WILLSWell, it would be one in which everybody's talents, those who want to study scripture can do that, those who want to preach can do that, those who want to go into healing ministries can do that as part of the church. Remember, Paul who never mentions the priesthood, mentions many ministries. He said, the spirit is giving you many gifts. And we should encourage that again. And that would be much truer to the teaching of Jesus.
REHMAnd would the buildings continue to stand?
WILLSThere you have the problem of -- you know, when Protestant groups divided in the 19th century in America, that was always a fight. Who gets the church?
WILLSI would think. Sure. There would have to be a long kind of divestiture of the properties. Up until now it's been all controlled from the top and controlled secretly. Jason Berry has a very good book on that, the way the church hides its funds, hides its -- and of course has been involved in scandals with banking in Italy.
WILLSSo in America the Voice of the Faithful was formed to say, we give the money. Why don't we get any say in how it's disposed of? That's come to the floor because, of course, a part of the cover-up was secret payments on the abuse cases. Originally they were secret. Now, in order for them to declare bankruptcy, they've had to make them on the record. But demanding accountability for the funds, including the buildings, is a step that I think is actually taking place.
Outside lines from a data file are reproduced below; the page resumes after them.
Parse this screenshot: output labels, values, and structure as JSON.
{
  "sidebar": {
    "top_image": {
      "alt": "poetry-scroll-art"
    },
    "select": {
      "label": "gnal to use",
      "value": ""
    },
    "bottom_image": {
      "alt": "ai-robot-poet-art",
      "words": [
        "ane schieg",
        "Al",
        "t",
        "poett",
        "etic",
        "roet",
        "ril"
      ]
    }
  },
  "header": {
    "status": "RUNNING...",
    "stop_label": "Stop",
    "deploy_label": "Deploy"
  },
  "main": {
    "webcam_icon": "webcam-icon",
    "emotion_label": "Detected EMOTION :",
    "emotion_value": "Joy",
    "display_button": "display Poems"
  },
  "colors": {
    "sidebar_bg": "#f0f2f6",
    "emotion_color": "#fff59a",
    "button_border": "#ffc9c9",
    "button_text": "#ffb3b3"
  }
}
REHMSo you would see the church going back to its origins with small groups meeting in the home.
WILLSWell, no, we're never going to do that. You know, the original communities that Paul addressed were in homes, entirely in homes. When it got too big for that, they went to Roman halls, which are called basilicas. And, of course, when they did that, they had to do things like not everybody bring your own food, as they had at the home, or have it served by the host or hostess, they had to bring symbolic food. So that was the beginning of a change to a non-charismatic -- there can never be a totally charismatic organization, because if you're waiting for the spirit to do everything, nobody orders the food for next year.
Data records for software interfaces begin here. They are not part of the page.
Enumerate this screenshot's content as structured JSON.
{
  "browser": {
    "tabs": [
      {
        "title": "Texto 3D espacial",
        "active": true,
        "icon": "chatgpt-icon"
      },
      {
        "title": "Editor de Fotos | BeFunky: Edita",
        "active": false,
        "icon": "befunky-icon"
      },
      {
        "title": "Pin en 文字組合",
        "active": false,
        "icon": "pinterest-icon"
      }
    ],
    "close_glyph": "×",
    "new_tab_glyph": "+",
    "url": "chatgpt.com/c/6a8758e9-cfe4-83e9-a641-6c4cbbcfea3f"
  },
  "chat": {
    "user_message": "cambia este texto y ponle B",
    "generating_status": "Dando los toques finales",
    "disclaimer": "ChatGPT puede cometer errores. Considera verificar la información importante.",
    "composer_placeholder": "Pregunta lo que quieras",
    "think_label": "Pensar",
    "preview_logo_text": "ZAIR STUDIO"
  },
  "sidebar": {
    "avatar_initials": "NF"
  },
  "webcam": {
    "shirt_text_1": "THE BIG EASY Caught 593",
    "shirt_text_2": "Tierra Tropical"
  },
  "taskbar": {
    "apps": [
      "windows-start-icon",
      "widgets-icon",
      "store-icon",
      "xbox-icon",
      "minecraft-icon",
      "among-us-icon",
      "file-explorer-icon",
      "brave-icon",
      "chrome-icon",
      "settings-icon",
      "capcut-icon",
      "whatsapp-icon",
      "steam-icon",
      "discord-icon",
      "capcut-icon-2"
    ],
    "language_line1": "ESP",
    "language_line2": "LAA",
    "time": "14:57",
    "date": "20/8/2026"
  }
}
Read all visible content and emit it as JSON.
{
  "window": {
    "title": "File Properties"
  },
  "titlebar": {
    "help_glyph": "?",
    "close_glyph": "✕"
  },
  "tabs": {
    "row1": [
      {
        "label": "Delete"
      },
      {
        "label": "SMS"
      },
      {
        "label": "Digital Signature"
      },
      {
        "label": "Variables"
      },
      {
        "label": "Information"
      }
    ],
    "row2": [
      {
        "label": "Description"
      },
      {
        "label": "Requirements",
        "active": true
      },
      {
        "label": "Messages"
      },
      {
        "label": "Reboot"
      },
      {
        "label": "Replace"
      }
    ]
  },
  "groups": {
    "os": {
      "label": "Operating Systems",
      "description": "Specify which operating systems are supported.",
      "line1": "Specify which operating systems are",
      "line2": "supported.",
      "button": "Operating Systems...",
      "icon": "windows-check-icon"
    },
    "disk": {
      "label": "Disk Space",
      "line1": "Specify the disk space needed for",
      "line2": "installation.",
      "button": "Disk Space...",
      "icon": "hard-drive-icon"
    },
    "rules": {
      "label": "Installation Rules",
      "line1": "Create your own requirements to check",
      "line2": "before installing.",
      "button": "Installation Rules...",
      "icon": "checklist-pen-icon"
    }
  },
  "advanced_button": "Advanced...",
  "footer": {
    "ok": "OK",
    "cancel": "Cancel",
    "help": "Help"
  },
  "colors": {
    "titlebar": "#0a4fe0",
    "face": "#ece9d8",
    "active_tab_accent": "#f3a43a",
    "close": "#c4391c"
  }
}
WILLSSo the first authority figures that are chosen, they're not ordained, they're chosen, are the diakonoi, the deacons like we call them. In Acts they were to supply the food. Somebody has to go get the food. And the deacons do that, diakonoi. They're the first ones who are put in charge of anything.
REHMAnd do you believe that the Roman Catholic tradition could continue in that way?
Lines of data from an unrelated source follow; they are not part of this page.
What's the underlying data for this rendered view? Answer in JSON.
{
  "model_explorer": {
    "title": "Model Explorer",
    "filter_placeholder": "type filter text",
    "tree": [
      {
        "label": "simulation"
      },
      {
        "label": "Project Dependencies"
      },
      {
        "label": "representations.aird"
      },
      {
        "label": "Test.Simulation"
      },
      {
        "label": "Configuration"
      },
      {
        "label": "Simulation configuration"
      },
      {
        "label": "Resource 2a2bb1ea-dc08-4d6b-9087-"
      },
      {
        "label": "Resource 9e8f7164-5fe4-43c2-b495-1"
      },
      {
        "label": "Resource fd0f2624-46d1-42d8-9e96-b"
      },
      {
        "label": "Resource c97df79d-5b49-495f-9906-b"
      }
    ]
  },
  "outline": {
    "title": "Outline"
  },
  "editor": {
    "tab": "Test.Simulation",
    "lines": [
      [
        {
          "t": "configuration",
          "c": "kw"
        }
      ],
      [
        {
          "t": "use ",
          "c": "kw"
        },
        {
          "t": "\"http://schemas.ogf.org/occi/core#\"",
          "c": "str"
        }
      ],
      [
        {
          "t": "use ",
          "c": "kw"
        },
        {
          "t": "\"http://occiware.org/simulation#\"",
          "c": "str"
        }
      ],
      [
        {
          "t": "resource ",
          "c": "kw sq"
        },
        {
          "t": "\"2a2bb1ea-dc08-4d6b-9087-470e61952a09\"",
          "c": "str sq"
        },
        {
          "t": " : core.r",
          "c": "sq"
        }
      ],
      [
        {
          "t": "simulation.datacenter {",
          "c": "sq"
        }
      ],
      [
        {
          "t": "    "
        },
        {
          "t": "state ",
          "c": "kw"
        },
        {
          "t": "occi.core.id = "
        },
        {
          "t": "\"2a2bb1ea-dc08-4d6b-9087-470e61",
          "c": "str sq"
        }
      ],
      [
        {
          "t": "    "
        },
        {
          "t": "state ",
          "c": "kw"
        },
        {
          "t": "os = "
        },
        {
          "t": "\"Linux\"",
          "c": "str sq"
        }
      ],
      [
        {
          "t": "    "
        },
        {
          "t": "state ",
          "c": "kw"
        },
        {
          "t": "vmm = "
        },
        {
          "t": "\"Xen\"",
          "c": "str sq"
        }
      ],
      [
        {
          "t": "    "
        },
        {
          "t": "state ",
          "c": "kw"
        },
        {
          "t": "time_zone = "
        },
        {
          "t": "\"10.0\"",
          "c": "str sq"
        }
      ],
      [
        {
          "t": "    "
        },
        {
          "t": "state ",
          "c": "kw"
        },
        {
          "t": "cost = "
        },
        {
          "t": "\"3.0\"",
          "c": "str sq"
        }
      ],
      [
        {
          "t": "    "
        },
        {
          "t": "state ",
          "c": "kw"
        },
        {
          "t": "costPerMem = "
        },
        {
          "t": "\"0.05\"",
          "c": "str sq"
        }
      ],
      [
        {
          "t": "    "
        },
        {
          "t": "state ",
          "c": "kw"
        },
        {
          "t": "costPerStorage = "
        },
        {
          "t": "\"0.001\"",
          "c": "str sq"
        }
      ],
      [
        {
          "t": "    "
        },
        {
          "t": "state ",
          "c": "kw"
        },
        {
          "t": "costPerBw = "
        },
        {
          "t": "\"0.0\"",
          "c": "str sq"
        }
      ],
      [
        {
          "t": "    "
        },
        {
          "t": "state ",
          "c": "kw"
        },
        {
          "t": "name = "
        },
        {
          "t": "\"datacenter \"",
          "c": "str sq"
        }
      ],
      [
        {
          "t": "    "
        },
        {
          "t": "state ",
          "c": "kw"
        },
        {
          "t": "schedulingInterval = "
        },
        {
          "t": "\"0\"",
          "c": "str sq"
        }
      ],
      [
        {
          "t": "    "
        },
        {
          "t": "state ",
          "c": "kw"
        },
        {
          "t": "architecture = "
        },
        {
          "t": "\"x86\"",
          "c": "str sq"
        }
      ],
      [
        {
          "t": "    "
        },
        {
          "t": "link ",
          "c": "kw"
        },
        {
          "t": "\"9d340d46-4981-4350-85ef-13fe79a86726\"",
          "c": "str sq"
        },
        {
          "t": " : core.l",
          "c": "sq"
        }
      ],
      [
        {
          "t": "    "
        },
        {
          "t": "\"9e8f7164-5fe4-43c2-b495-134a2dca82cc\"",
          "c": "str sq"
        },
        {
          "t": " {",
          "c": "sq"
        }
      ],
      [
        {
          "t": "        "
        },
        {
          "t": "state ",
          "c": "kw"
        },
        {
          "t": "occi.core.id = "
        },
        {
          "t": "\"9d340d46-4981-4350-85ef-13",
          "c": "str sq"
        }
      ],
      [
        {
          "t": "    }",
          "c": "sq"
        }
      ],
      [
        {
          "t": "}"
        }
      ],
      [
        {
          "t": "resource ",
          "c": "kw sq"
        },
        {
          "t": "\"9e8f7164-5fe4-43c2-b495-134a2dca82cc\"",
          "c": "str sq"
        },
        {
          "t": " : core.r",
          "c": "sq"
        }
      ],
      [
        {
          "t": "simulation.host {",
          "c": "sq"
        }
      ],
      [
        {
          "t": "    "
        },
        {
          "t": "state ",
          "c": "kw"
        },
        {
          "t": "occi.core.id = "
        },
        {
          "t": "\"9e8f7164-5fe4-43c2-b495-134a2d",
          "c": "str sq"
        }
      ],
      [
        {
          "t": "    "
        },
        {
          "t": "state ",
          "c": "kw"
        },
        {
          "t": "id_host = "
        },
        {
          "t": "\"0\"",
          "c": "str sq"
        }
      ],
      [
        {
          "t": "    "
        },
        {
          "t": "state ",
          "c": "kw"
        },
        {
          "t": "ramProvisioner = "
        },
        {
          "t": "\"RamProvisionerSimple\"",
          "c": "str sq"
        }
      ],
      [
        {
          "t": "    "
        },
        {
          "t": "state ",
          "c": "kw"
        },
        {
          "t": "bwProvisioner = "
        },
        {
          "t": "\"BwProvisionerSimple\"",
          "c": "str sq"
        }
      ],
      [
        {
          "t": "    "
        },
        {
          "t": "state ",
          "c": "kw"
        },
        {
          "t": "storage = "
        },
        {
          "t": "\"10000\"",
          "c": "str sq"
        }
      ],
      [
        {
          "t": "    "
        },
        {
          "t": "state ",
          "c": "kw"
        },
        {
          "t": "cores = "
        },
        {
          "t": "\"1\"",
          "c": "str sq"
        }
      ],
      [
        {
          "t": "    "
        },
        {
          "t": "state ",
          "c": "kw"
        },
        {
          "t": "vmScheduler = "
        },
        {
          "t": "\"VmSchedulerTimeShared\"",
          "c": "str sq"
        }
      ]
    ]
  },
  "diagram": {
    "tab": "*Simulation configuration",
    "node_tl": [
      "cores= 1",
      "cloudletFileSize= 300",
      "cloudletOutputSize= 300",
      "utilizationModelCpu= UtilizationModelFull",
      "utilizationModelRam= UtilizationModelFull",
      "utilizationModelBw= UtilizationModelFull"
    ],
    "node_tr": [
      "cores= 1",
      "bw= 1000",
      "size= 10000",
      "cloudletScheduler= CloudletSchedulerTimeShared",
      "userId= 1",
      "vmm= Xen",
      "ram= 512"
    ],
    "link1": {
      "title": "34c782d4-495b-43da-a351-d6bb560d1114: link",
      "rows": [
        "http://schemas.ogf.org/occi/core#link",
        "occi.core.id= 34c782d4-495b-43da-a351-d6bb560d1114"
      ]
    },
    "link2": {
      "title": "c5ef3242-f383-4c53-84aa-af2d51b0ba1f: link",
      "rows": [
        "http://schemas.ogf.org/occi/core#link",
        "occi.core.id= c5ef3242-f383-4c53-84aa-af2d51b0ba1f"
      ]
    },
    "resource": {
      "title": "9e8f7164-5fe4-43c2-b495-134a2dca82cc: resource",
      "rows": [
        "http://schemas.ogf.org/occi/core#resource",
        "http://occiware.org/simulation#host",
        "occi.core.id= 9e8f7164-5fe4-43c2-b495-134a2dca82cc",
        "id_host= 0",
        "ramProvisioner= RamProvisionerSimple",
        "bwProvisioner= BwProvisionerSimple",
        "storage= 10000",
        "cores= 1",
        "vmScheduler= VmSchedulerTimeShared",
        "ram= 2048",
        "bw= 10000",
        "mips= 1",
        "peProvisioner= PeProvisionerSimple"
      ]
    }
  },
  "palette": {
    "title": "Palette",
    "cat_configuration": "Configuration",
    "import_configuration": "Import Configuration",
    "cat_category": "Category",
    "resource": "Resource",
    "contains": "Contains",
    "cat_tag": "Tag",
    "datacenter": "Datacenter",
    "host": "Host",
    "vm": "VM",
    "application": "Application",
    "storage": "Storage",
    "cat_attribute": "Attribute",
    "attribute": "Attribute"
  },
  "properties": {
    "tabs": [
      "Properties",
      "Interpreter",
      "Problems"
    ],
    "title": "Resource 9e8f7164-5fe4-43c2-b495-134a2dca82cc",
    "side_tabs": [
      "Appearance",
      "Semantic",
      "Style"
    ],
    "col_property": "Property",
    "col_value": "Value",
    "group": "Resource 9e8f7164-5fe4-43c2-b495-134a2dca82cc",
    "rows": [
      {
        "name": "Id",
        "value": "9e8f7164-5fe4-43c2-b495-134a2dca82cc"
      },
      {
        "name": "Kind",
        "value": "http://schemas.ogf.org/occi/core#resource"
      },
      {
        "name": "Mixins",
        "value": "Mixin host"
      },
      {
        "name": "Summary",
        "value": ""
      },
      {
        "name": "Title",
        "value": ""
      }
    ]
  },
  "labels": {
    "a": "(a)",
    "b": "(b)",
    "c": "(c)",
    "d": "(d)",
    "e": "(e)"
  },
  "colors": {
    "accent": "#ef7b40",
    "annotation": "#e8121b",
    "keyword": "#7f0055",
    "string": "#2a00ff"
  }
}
WILLSOh, absolutely. You know, we have survived many things. You know, Monsignor said we've had a long, long history. Well, it's been a long, long history of pretty grisly things; wars and slaughters and tortures and crusades. And we've survived all of that, so we can survive having more laypeople more active.
REHMGarry Wills, his new book is titled "Why Priests? A Failed Tradition." And I certainly want to thank Monsignor Charles Pope for joining us. He's pastor of Holy Comforter-St. Cyprian Roman Catholic Church here in Washington. And thanks for listening all. I'm Diane Rehm.
ANNOUNCER"The Diane Rehm Show" is produced by Sandra Pinkard, Nancy Robertson, Denise Couture, Susan Nabors, Rebecca Kaufman and Lisa Dunn. The engineer is Tobey Schreiner. Natalie Yuravlivker answers the phones. Visit drshow.org for audio archives, transcripts, podcasts and CD sales. Call 202-885-1200 for more information.
Most Recent Shows
The Republican presidential field narrows after a dramatic New Hampshire primary. The Department of Justice sues Ferguson, Missouri after the city amends a police reform deal. And the Supreme Court puts President Obama's climate regulations on hold. A panel of journalists joins Diane for analysis of the week's top national news stories.
In the early nineties, anthropologist Helen Fisher wrote “The Anatomy of Love: A Natural History of Mating, Marriage, and Why We Stray.” Now she’s back with the latest research on how love affects the brain and how the Internet has changed dating.
Russia continues airstrikes in Syria. Secretary Kerry meets with world leaders in an attempt to resolve the country’s five-year civil war. A panel joins Diane to discuss the latest on the military, political and humanitarian crises facing Syria.